Now, CSA may be able to avoid government interference by working with SASCOC and instituting a new administrative structure. CSA has been plagued by allegations of racism, payment issues and malpractices in administration which has attracted the central government's attention. It had for long resisted making a report by independent investigators into its affairs public. It later released a summary of the findings, more than two months after it received the report. CSA was also forced to hand over the full report, nearly 500 pages long, to a committee of South African lawmakers after they demanded to see it. The parts of the report that have been publicly released allegedly revealed serious misconduct and possible acts of corruption.

Keep scrolling to read more news

Catch up on all the latest sports news and updates here. Also download the new mid-day Android and iOS apps to get latest updates.

Mid-Day is now on Telegram. Click here to join our channel (@middayinfomedialtd) and stay updated with the latest news

This story has been sourced from a third party syndicated feed, agencies. Mid-day accepts no responsibility or liability for its dependability, trustworthiness, reliability and data of the text. Mid-day management/mid-day.com reserves the sole right to alter, delete or remove (without notice) the content in its absolute discretion for any reason whatsoever

First Published: 27 October, 2020 07:03 IST

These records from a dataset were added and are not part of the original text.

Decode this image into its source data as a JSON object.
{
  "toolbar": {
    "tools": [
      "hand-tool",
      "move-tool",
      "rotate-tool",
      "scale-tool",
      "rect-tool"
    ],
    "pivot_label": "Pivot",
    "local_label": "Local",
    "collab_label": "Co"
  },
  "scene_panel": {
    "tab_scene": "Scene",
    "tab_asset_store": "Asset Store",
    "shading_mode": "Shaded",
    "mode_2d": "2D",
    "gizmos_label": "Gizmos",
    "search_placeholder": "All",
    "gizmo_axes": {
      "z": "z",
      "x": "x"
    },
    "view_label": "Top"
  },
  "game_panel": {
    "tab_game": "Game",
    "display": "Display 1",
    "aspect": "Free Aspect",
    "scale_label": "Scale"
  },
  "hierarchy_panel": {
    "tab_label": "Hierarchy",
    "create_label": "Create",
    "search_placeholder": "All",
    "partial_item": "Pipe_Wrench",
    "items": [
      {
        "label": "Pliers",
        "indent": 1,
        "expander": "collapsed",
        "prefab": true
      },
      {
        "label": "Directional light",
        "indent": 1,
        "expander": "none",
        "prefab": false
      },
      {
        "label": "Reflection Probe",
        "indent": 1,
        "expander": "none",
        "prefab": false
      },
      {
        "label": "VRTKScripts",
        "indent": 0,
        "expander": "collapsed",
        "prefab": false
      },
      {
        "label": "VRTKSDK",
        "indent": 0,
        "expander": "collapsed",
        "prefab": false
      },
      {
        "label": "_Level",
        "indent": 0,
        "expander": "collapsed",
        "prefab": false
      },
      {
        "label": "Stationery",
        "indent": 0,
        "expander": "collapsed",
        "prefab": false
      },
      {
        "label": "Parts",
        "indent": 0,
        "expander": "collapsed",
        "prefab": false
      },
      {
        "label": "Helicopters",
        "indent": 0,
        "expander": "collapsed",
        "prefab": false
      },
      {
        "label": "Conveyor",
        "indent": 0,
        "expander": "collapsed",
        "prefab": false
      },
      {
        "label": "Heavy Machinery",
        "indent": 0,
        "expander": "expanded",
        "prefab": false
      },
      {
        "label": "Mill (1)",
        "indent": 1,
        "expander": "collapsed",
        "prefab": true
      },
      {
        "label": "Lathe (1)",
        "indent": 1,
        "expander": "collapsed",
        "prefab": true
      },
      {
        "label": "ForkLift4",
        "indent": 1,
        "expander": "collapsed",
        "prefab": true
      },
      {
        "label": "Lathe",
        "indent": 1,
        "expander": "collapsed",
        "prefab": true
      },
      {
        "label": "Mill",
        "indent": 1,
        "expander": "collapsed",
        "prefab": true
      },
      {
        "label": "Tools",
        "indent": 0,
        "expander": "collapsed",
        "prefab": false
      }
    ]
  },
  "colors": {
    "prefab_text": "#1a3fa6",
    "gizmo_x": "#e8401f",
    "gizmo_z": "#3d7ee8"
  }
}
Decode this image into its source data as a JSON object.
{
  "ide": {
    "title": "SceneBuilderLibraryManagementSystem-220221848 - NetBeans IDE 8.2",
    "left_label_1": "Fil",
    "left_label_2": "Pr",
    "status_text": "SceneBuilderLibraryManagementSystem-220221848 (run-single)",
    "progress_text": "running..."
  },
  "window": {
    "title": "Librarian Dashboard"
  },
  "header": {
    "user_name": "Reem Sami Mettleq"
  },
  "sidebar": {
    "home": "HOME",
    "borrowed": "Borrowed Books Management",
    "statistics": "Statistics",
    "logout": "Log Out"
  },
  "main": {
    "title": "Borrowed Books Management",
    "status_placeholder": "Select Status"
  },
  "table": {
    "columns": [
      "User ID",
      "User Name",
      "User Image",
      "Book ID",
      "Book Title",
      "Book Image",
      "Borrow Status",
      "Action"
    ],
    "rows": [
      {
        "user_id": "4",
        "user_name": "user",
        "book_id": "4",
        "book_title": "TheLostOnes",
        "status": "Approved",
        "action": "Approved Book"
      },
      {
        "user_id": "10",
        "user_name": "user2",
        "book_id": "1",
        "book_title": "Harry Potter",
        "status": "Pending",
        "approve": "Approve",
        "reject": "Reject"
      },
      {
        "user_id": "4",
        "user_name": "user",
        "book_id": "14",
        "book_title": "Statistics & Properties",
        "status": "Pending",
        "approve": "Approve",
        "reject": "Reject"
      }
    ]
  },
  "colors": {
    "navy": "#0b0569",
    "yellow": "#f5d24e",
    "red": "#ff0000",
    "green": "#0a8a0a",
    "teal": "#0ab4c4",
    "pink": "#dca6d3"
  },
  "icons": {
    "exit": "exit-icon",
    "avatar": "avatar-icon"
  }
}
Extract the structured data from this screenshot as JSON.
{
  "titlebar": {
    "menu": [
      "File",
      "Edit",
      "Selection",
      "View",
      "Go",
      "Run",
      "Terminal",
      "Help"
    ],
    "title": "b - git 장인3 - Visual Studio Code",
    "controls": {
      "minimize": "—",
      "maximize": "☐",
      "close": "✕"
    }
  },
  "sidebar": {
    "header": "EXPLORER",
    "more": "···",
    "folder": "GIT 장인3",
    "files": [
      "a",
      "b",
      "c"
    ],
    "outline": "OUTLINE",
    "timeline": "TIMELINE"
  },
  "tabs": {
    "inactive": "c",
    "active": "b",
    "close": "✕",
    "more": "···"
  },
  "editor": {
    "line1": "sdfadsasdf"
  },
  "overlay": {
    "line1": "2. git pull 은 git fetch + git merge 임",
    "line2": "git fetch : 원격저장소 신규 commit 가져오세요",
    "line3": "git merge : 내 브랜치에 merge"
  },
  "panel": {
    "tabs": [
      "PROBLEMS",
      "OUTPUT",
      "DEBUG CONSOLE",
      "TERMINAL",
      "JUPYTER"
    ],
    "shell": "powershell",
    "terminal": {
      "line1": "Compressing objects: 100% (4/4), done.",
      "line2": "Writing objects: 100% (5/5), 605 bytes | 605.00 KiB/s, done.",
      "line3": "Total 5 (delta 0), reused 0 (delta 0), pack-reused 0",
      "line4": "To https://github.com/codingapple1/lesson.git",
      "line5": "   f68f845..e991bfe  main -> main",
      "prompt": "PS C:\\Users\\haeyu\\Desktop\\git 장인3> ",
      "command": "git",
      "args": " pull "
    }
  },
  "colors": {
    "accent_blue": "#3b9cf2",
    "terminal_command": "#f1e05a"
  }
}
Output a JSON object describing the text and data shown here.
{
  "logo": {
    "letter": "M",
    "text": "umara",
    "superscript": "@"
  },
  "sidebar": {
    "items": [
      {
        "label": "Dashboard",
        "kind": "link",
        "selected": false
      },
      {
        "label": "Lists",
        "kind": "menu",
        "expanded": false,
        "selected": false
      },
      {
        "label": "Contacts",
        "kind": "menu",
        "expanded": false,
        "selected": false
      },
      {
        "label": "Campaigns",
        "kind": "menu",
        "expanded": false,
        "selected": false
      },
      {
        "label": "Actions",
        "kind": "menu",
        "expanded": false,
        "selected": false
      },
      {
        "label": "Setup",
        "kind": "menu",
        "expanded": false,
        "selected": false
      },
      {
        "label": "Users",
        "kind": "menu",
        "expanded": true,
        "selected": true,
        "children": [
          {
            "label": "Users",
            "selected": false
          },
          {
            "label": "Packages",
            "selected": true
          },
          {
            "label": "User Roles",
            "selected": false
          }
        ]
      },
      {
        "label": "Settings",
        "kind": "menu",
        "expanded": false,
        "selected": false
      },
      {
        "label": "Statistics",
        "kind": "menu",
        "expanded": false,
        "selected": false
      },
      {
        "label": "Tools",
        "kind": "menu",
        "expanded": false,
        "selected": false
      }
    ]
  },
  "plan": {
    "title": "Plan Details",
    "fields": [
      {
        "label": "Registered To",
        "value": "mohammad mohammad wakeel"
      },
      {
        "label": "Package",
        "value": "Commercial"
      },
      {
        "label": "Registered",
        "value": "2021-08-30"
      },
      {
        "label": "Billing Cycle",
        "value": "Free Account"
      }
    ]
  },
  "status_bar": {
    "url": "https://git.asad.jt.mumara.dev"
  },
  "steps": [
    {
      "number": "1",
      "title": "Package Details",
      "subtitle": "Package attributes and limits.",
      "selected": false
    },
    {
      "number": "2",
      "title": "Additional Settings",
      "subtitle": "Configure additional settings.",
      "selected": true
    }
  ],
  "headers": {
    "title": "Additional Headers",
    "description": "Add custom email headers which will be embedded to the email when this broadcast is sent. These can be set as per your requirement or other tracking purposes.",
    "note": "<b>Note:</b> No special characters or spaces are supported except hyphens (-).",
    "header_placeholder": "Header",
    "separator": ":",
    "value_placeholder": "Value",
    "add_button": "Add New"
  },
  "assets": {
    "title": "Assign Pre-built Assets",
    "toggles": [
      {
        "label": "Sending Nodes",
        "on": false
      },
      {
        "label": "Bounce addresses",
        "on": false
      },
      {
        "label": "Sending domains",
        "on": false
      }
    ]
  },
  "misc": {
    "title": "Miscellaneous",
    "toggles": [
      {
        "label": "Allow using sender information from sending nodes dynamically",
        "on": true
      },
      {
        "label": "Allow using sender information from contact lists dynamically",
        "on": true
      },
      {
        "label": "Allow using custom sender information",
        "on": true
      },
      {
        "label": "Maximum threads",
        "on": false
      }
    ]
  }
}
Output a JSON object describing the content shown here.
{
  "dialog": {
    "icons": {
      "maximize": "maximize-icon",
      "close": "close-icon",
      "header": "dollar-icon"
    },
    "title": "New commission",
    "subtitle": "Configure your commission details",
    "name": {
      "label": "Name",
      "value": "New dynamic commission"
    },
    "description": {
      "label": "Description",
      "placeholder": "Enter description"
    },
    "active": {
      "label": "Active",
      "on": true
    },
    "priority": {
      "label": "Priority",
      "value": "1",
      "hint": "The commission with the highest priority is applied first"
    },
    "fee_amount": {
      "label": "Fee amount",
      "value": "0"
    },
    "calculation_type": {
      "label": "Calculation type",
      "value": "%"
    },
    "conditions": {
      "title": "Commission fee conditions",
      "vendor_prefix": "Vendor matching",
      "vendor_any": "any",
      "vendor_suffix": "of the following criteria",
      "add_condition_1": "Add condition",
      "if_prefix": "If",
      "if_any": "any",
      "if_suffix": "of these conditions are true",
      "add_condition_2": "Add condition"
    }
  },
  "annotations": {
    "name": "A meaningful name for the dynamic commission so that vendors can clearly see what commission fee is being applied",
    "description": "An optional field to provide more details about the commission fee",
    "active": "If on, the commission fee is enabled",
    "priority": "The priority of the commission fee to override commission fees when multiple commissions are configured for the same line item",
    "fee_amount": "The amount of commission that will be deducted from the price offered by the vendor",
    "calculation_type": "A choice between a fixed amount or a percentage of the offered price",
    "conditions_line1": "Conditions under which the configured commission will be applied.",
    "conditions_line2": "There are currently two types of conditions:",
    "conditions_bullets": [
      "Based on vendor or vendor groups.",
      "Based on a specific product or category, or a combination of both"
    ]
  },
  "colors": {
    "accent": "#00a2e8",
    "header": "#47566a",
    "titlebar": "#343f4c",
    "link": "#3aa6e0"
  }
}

Sign up for all the latest news, top galleries and trending videos from Mid-day.com

Subscribe
loading image
This website uses cookie or similar technologies, to enhance your browsing experience and provide personalised recommendations. By continuing to use our website, you agree to our Privacy Policy and Cookie Policy. OK